Assignment
Every line of the data must be copied exactly.

(Items from an interface collection)
· · · · ·

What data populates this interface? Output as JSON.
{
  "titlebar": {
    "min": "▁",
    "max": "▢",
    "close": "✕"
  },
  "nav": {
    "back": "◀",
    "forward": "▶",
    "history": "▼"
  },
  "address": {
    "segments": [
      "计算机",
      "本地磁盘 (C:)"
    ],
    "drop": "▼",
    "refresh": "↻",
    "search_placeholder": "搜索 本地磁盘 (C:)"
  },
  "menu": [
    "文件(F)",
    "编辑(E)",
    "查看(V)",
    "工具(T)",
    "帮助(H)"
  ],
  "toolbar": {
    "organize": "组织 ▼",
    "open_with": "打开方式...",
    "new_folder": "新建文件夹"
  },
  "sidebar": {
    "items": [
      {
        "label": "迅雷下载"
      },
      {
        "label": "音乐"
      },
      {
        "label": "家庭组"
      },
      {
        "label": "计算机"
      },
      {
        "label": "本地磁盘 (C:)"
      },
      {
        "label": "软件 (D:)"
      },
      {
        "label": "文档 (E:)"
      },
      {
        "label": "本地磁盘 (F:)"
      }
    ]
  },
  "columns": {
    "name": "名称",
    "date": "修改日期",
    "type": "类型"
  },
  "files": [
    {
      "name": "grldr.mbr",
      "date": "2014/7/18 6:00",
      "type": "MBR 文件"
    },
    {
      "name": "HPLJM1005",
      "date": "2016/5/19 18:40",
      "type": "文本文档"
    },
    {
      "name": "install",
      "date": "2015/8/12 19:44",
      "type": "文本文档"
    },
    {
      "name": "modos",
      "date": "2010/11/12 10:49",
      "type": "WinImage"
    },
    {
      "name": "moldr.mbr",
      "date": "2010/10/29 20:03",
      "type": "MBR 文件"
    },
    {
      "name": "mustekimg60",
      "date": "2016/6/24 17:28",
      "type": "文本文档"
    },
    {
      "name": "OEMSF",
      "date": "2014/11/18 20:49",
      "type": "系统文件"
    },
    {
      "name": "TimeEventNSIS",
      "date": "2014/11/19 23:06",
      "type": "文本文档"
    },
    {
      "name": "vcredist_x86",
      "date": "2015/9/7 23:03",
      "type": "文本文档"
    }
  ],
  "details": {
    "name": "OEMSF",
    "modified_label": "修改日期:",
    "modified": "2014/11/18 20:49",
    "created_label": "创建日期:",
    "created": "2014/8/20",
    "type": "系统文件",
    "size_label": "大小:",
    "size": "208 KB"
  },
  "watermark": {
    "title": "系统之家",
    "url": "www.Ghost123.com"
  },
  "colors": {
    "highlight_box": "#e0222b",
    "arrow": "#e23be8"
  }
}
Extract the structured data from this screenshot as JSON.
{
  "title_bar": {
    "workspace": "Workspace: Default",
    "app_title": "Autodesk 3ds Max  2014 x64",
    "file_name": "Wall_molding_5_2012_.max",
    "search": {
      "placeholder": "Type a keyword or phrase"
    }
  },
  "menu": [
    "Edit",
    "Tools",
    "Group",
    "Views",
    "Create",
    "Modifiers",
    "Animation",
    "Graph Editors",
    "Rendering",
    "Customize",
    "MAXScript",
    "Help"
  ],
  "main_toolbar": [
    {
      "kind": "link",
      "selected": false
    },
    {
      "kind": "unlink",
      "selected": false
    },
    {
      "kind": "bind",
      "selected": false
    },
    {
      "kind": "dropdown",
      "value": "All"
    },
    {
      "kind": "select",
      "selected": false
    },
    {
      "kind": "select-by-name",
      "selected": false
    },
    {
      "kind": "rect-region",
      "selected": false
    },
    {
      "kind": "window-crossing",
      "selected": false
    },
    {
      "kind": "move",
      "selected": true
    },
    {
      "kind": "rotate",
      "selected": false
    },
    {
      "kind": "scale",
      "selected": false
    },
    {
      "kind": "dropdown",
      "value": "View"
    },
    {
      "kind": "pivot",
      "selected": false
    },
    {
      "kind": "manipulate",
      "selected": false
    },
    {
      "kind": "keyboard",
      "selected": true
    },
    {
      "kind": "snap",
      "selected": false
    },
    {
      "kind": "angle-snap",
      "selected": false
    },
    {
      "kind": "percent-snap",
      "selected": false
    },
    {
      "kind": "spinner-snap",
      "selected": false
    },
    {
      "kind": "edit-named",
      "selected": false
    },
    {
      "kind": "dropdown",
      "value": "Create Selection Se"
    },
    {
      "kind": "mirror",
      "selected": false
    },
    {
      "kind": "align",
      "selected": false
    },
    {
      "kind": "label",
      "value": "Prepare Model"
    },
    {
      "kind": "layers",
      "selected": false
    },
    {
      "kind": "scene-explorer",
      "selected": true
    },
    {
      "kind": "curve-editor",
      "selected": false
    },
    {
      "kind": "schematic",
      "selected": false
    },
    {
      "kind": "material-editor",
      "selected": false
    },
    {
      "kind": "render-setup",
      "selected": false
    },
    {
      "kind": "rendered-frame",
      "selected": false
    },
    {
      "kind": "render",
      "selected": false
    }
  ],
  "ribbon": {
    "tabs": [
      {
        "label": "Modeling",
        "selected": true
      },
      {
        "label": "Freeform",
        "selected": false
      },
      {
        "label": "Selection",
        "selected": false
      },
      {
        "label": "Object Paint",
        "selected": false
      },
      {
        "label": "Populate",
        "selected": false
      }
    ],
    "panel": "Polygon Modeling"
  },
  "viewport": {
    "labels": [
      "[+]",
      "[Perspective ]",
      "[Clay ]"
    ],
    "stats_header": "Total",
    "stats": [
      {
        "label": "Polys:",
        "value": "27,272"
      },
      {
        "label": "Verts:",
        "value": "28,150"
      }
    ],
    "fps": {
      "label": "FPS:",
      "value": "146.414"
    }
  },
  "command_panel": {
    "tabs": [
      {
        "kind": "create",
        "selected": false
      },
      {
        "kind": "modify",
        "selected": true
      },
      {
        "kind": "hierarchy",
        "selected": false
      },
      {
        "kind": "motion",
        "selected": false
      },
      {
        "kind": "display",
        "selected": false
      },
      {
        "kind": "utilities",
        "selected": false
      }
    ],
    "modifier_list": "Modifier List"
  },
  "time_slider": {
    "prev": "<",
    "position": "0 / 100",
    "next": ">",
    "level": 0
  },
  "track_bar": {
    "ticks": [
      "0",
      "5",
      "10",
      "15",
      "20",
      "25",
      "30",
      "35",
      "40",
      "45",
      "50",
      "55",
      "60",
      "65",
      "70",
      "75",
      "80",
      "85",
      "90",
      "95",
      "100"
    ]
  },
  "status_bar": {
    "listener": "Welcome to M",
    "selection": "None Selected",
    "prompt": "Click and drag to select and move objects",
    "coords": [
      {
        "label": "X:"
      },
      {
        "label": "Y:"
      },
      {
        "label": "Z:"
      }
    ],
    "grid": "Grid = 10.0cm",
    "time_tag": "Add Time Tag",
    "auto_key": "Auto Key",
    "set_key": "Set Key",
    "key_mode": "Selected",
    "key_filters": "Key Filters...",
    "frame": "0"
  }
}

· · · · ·

Response for this exercise
What data populates this interface? Output as JSON.
{
  "titlebar": {
    "min": "▁",
    "max": "▢",
    "close": "✕"
  },
  "nav": {
    "back": "◀",
    "forward": "▶",
    "history": "▼"
  },
  "address": {
    "segments": [
      "计算机",
      "本地磁盘 (C:)"
    ],
    "drop": "▼",
    "refresh": "↻",
    "search_placeholder": "搜索 本地磁盘 (C:)"
  },
  "menu": [
    "文件(F)",
    "编辑(E)",
    "查看(V)",
    "工具(T)",
    "帮助(H)"
  ],
  "toolbar": {
    "organize": "组织 ▼",
    "open_with": "打开方式...",
    "new_folder": "新建文件夹"
  },
  "sidebar": {
    "items": [
      {
        "label": "迅雷下载"
      },
      {
        "label": "音乐"
      },
      {
        "label": "家庭组"
      },
      {
        "label": "计算机"
      },
      {
        "label": "本地磁盘 (C:)"
      },
      {
        "label": "软件 (D:)"
      },
      {
        "label": "文档 (E:)"
      },
      {
        "label": "本地磁盘 (F:)"
      }
    ]
  },
  "columns": {
    "name": "名称",
    "date": "修改日期",
    "type": "类型"
  },
  "files": [
    {
      "name": "grldr.mbr",
      "date": "2014/7/18 6:00",
      "type": "MBR 文件"
    },
    {
      "name": "HPLJM1005",
      "date": "2016/5/19 18:40",
      "type": "文本文档"
    },
    {
      "name": "install",
      "date": "2015/8/12 19:44",
      "type": "文本文档"
    },
    {
      "name": "modos",
      "date": "2010/11/12 10:49",
      "type": "WinImage"
    },
    {
      "name": "moldr.mbr",
      "date": "2010/10/29 20:03",
      "type": "MBR 文件"
    },
    {
      "name": "mustekimg60",
      "date": "2016/6/24 17:28",
      "type": "文本文档"
    },
    {
      "name": "OEMSF",
      "date": "2014/11/18 20:49",
      "type": "系统文件"
    },
    {
      "name": "TimeEventNSIS",
      "date": "2014/11/19 23:06",
      "type": "文本文档"
    },
    {
      "name": "vcredist_x86",
      "date": "2015/9/7 23:03",
      "type": "文本文档"
    }
  ],
  "details": {
    "name": "OEMSF",
    "modified_label": "修改日期:",
    "modified": "2014/11/18 20:49",
    "created_label": "创建日期:",
    "created": "2014/8/20",
    "type": "系统文件",
    "size_label": "大小:",
    "size": "208 KB"
  },
  "watermark": {
    "title": "系统之家",
    "url": "www.Ghost123.com"
  },
  "colors": {
    "highlight_box": "#e0222b",
    "arrow": "#e23be8"
  }
}
Extract the structured data from this screenshot as JSON.
{
  "title_bar": {
    "workspace": "Workspace: Default",
    "app_title": "Autodesk 3ds Max  2014 x64",
    "file_name": "Wall_molding_5_2012_.max",
    "search": {
      "placeholder": "Type a keyword or phrase"
    }
  },
  "menu": [
    "Edit",
    "Tools",
    "Group",
    "Views",
    "Create",
    "Modifiers",
    "Animation",
    "Graph Editors",
    "Rendering",
    "Customize",
    "MAXScript",
    "Help"
  ],
  "main_toolbar": [
    {
      "kind": "link",
      "selected": false
    },
    {
      "kind": "unlink",
      "selected": false
    },
    {
      "kind": "bind",
      "selected": false
    },
    {
      "kind": "dropdown",
      "value": "All"
    },
    {
      "kind": "select",
      "selected": false
    },
    {
      "kind": "select-by-name",
      "selected": false
    },
    {
      "kind": "rect-region",
      "selected": false
    },
    {
      "kind": "window-crossing",
      "selected": false
    },
    {
      "kind": "move",
      "selected": true
    },
    {
      "kind": "rotate",
      "selected": false
    },
    {
      "kind": "scale",
      "selected": false
    },
    {
      "kind": "dropdown",
      "value": "View"
    },
    {
      "kind": "pivot",
      "selected": false
    },
    {
      "kind": "manipulate",
      "selected": false
    },
    {
      "kind": "keyboard",
      "selected": true
    },
    {
      "kind": "snap",
      "selected": false
    },
    {
      "kind": "angle-snap",
      "selected": false
    },
    {
      "kind": "percent-snap",
      "selected": false
    },
    {
      "kind": "spinner-snap",
      "selected": false
    },
    {
      "kind": "edit-named",
      "selected": false
    },
    {
      "kind": "dropdown",
      "value": "Create Selection Se"
    },
    {
      "kind": "mirror",
      "selected": false
    },
    {
      "kind": "align",
      "selected": false
    },
    {
      "kind": "label",
      "value": "Prepare Model"
    },
    {
      "kind": "layers",
      "selected": false
    },
    {
      "kind": "scene-explorer",
      "selected": true
    },
    {
      "kind": "curve-editor",
      "selected": false
    },
    {
      "kind": "schematic",
      "selected": false
    },
    {
      "kind": "material-editor",
      "selected": false
    },
    {
      "kind": "render-setup",
      "selected": false
    },
    {
      "kind": "rendered-frame",
      "selected": false
    },
    {
      "kind": "render",
      "selected": false
    }
  ],
  "ribbon": {
    "tabs": [
      {
        "label": "Modeling",
        "selected": true
      },
      {
        "label": "Freeform",
        "selected": false
      },
      {
        "label": "Selection",
        "selected": false
      },
      {
        "label": "Object Paint",
        "selected": false
      },
      {
        "label": "Populate",
        "selected": false
      }
    ],
    "panel": "Polygon Modeling"
  },
  "viewport": {
    "labels": [
      "[+]",
      "[Perspective ]",
      "[Clay ]"
    ],
    "stats_header": "Total",
    "stats": [
      {
        "label": "Polys:",
        "value": "27,272"
      },
      {
        "label": "Verts:",
        "value": "28,150"
      }
    ],
    "fps": {
      "label": "FPS:",
      "value": "146.414"
    }
  },
  "command_panel": {
    "tabs": [
      {
        "kind": "create",
        "selected": false
      },
      {
        "kind": "modify",
        "selected": true
      },
      {
        "kind": "hierarchy",
        "selected": false
      },
      {
        "kind": "motion",
        "selected": false
      },
      {
        "kind": "display",
        "selected": false
      },
      {
        "kind": "utilities",
        "selected": false
      }
    ],
    "modifier_list": "Modifier List"
  },
  "time_slider": {
    "prev": "<",
    "position": "0 / 100",
    "next": ">",
    "level": 0
  },
  "track_bar": {
    "ticks": [
      "0",
      "5",
      "10",
      "15",
      "20",
      "25",
      "30",
      "35",
      "40",
      "45",
      "50",
      "55",
      "60",
      "65",
      "70",
      "75",
      "80",
      "85",
      "90",
      "95",
      "100"
    ]
  },
  "status_bar": {
    "listener": "Welcome to M",
    "selection": "None Selected",
    "prompt": "Click and drag to select and move objects",
    "coords": [
      {
        "label": "X:"
      },
      {
        "label": "Y:"
      },
      {
        "label": "Z:"
      }
    ],
    "grid": "Grid = 10.0cm",
    "time_tag": "Add Time Tag",
    "auto_key": "Auto Key",
    "set_key": "Set Key",
    "key_mode": "Selected",
    "key_filters": "Key Filters...",
    "frame": "0"
  }
}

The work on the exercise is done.